Notaries are required to comply with the Government’s latest sanctions regulations: https://www.gov.uk/government/publications/russia-sanctions-guidance/russia-sanctions-guidance.
ID – home address evidence
Increasing levels of fraud in this country and overseas are causing many financial services providers to tighten their anti-money laundering procedures. Sometimes this involves a request for a copy of evidence of an individual’s home address to be notarised. This will often take the form of a copy of a utility or council tax bill linking the person to an address. It is common for there to be a requirement that the document is dated within a specific period, say the last three months. Since United Kingdom driving licenses can be up to 10 years old, they are of limited use as evidence of address.
If I am asked to notarise a copy of a utility bill or similar, I will need to see either the original document, if it was issued in paper form, or the original electronic document on the website of the issuing body. To verify an electronic document, you will need to (a) bring a printed copy of the electronic document and (b) when we meet, have access to a device on which you can enter the relevant website with your log-in details so that I can compare the printed copy with the original electronic document. (To be clear, I do not wish to have access to your login details.)
Sending documents overseas
Documents that are authenticated by a notary public are almost always for use overseas. This raises the question of how to send them to the destination. The options are ordinary airmail, Royal Mail “Tracked and Signed” and courier services such as FedEx and DHL, which deliver to the addressee. If I am instructed to send a document overseas for a client, I will only use FedEx or DHL. This is because they reliable and fast. Sadly, each year a number of of my clients send their documents by some form of mail which fails to deliver and causes the client, delay, extra cost and sometimes consequences of missing a deadline. All systems are fallible, but the courier services very rarely fail to deliver and the cost is usually much less than having to repeat the document formalities.
Philippines – Legalisation update

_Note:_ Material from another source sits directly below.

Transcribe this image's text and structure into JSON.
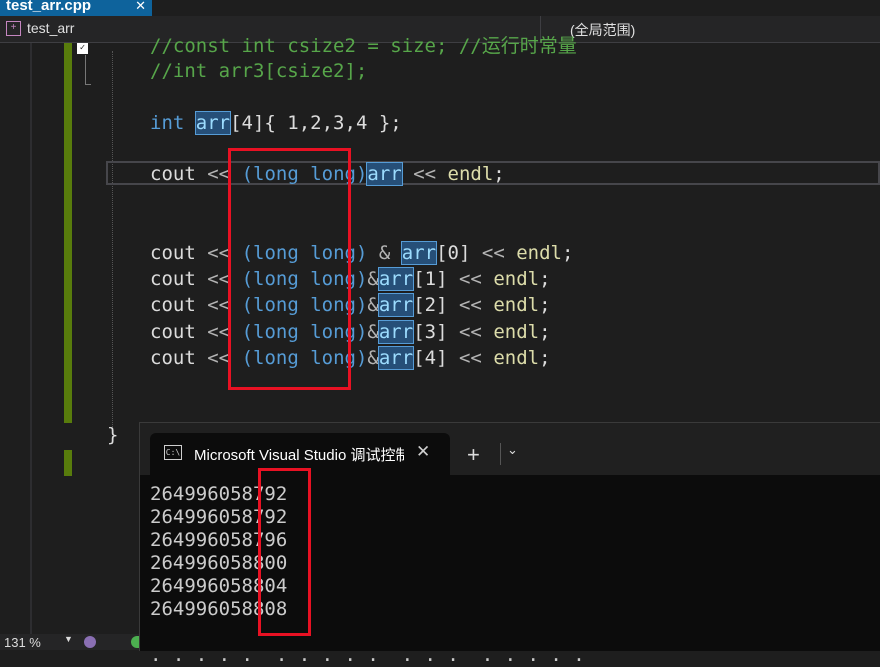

Until recently, legalising a document for the Philippines was a two-step process, involving an apostille from the UK’s Foreign and Commonwealth Office (FCO) and then consular legalisation from the Philippine Embassy in London. The Philippines has recently joined 117 other countries with accession to the 1961 Hague Convention Abolishing the Requirement of Legalisation for Foreign Public Documents. Accordingly, documents originating in the United Kingdom that are going to the Philippines only require an apostille issued by the FCO.